Go through the entries below and print each one exactly.

Excerpted records ::
######

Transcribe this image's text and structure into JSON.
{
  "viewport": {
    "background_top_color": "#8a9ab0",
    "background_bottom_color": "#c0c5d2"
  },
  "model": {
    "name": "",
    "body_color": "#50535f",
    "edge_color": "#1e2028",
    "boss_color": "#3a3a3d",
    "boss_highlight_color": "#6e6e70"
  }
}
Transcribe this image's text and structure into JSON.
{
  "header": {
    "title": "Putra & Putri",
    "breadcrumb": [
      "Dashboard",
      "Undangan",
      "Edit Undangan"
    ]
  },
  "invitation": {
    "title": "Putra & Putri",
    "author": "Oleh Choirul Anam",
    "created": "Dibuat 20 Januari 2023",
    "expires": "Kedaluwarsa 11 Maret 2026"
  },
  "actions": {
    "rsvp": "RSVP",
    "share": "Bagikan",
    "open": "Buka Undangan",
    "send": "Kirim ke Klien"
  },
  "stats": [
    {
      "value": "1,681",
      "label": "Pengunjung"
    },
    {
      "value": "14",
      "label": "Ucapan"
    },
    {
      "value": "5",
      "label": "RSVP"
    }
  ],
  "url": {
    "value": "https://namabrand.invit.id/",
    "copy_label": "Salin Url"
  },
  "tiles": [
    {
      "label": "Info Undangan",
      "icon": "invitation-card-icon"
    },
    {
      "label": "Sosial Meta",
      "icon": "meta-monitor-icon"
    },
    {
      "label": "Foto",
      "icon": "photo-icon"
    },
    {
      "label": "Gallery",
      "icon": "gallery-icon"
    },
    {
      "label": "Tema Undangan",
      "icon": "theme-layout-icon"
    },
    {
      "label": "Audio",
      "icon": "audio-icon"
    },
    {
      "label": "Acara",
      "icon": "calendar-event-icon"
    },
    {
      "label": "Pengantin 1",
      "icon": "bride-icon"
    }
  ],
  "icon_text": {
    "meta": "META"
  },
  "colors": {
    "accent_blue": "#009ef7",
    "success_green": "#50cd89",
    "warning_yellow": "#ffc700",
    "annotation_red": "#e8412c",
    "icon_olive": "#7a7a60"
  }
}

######

Exercise result ::
Transcribe this image's text and structure into JSON.
{
  "viewport": {
    "background_top_color": "#8a9ab0",
    "background_bottom_color": "#c0c5d2"
  },
  "model": {
    "name": "",
    "body_color": "#50535f",
    "edge_color": "#1e2028",
    "boss_color": "#3a3a3d",
    "boss_highlight_color": "#6e6e70"
  }
}
Transcribe this image's text and structure into JSON.
{
  "header": {
    "title": "Putra & Putri",
    "breadcrumb": [
      "Dashboard",
      "Undangan",
      "Edit Undangan"
    ]
  },
  "invitation": {
    "title": "Putra & Putri",
    "author": "Oleh Choirul Anam",
    "created": "Dibuat 20 Januari 2023",
    "expires": "Kedaluwarsa 11 Maret 2026"
  },
  "actions": {
    "rsvp": "RSVP",
    "share": "Bagikan",
    "open": "Buka Undangan",
    "send": "Kirim ke Klien"
  },
  "stats": [
    {
      "value": "1,681",
      "label": "Pengunjung"
    },
    {
      "value": "14",
      "label": "Ucapan"
    },
    {
      "value": "5",
      "label": "RSVP"
    }
  ],
  "url": {
    "value": "https://namabrand.invit.id/",
    "copy_label": "Salin Url"
  },
  "tiles": [
    {
      "label": "Info Undangan",
      "icon": "invitation-card-icon"
    },
    {
      "label": "Sosial Meta",
      "icon": "meta-monitor-icon"
    },
    {
      "label": "Foto",
      "icon": "photo-icon"
    },
    {
      "label": "Gallery",
      "icon": "gallery-icon"
    },
    {
      "label": "Tema Undangan",
      "icon": "theme-layout-icon"
    },
    {
      "label": "Audio",
      "icon": "audio-icon"
    },
    {
      "label": "Acara",
      "icon": "calendar-event-icon"
    },
    {
      "label": "Pengantin 1",
      "icon": "bride-icon"
    }
  ],
  "icon_text": {
    "meta": "META"
  },
  "colors": {
    "accent_blue": "#009ef7",
    "success_green": "#50cd89",
    "warning_yellow": "#ffc700",
    "annotation_red": "#e8412c",
    "icon_olive": "#7a7a60"
  }
}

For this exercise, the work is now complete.